▸ **The problem**: From the entries that follow, pick out all lines holding "will".

Data about app and page elements:
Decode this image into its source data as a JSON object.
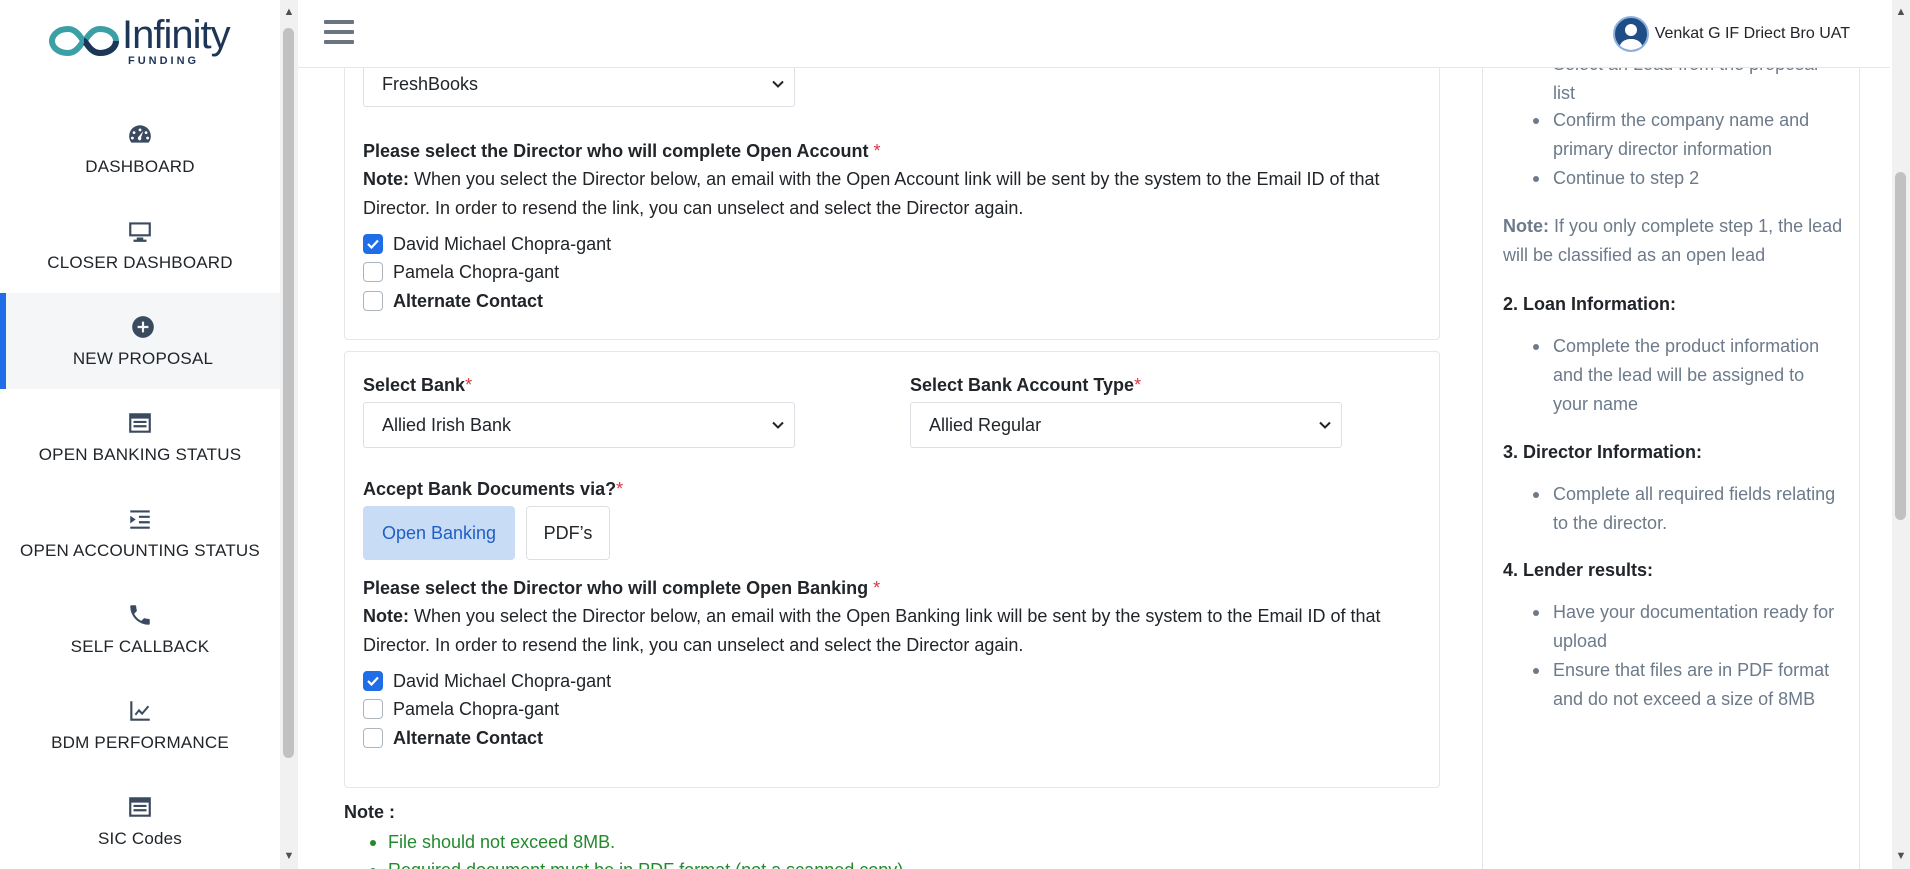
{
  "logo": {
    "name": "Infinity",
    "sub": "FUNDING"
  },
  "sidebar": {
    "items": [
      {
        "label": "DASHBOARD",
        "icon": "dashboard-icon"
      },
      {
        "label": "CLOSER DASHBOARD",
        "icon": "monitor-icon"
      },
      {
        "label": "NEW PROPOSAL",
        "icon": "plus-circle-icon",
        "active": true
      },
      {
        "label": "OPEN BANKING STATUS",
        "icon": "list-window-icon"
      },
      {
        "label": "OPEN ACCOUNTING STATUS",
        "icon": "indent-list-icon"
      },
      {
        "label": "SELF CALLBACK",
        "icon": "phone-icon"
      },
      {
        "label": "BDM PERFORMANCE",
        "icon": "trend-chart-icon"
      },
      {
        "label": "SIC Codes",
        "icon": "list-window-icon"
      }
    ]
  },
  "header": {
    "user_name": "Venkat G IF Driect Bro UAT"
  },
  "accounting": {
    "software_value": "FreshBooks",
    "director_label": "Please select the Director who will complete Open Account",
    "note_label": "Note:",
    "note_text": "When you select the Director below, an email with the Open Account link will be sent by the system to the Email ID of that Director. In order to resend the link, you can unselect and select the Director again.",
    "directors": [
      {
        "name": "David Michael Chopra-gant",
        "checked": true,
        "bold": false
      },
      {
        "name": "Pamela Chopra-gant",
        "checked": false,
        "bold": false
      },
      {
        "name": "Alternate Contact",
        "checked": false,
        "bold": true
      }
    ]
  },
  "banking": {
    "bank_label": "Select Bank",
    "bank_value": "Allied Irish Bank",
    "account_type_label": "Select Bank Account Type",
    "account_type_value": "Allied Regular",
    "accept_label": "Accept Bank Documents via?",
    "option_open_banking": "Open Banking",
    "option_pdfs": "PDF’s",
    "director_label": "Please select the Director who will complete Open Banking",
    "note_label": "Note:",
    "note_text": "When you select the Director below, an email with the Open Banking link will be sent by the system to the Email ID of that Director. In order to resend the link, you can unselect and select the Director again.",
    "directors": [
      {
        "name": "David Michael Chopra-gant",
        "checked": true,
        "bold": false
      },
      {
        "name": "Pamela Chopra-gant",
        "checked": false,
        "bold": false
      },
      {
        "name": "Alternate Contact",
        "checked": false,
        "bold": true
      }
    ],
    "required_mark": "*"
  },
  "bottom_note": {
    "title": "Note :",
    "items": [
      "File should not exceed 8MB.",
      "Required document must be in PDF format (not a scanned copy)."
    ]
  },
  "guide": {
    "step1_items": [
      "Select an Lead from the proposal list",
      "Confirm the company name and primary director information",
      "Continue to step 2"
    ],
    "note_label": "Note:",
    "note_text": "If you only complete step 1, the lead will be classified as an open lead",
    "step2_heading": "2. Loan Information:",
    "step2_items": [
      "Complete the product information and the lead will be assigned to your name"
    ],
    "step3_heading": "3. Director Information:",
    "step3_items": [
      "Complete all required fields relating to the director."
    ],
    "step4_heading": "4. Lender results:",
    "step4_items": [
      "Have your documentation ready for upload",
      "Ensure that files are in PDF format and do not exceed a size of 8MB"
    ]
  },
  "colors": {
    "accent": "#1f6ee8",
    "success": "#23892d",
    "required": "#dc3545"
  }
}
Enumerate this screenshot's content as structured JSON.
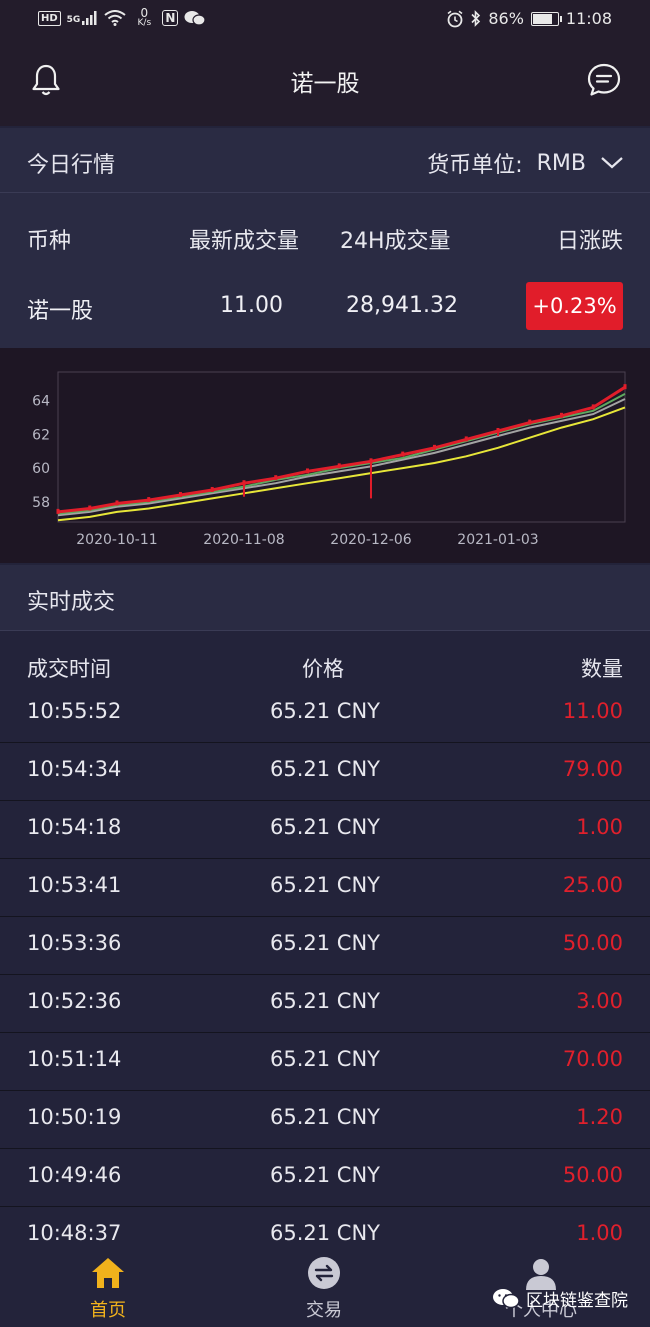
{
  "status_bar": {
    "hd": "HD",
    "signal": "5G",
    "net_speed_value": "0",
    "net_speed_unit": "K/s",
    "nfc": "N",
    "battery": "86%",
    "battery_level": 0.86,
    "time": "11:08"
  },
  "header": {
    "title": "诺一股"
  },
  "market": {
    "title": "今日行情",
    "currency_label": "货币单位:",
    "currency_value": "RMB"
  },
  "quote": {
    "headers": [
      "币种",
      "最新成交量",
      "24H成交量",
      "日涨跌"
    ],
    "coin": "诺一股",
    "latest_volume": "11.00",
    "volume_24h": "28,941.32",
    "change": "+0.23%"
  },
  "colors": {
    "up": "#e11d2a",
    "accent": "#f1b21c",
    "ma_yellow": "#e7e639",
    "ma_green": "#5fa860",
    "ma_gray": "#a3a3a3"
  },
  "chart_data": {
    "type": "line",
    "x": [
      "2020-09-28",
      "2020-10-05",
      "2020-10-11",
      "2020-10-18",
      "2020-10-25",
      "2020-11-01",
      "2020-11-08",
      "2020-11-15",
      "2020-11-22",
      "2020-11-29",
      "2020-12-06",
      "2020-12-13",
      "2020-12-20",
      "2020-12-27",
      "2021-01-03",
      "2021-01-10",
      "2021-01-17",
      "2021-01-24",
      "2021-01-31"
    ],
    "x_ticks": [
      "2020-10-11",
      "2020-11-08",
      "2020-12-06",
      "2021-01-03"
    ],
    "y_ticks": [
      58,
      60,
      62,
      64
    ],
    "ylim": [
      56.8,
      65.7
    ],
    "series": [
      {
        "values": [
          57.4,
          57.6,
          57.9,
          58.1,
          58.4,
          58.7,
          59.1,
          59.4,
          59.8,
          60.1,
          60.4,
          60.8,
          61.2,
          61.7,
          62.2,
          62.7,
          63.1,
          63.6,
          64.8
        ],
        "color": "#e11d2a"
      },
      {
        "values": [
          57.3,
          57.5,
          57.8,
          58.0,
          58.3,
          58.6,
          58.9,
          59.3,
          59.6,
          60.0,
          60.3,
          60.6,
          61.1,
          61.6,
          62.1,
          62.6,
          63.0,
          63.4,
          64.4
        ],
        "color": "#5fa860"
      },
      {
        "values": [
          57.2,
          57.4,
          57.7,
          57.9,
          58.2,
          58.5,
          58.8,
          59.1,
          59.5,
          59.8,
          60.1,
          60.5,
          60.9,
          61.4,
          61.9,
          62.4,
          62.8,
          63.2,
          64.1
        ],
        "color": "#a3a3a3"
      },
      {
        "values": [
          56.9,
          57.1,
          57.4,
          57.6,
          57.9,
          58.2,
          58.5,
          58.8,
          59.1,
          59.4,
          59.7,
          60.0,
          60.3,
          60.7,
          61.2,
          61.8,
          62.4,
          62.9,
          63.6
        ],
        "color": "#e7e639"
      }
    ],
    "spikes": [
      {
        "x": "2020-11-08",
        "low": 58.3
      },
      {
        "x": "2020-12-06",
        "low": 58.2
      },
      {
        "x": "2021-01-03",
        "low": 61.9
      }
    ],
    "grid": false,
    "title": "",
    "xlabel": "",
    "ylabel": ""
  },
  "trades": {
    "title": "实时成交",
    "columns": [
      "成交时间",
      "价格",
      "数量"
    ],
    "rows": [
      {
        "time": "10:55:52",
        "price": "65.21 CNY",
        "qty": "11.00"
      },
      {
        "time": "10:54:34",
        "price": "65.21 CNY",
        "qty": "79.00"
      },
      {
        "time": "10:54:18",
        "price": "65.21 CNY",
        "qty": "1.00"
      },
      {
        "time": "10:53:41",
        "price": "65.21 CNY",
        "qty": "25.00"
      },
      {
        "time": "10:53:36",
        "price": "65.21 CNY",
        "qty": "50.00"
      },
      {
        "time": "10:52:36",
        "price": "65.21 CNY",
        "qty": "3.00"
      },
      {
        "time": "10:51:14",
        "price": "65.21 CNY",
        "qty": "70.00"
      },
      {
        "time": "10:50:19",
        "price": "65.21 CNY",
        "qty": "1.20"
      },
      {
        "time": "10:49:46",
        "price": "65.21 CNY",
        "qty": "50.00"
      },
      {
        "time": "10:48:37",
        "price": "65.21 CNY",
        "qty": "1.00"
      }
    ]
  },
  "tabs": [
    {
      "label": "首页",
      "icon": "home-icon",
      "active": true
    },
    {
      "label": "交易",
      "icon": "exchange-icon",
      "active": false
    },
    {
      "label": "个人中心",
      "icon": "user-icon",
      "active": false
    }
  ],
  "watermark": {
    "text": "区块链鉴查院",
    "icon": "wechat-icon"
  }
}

▸ **Task solution**:
    "director_label": "Please select the Director who will complete Open Account",
    "note_text": "When you select the Director below, an email with the Open Account link will be sent by the system to the Email ID of that Director. In order to resend the link, you can unselect and select the Director again.",
    "director_label": "Please select the Director who will complete Open Banking",
    "note_text": "When you select the Director below, an email with the Open Banking link will be sent by the system to the Email ID of that Director. In order to resend the link, you can unselect and select the Director again.",
    "note_text": "If you only complete step 1, the lead will be classified as an open lead",
      "Complete the product information and the lead will be assigned to your name"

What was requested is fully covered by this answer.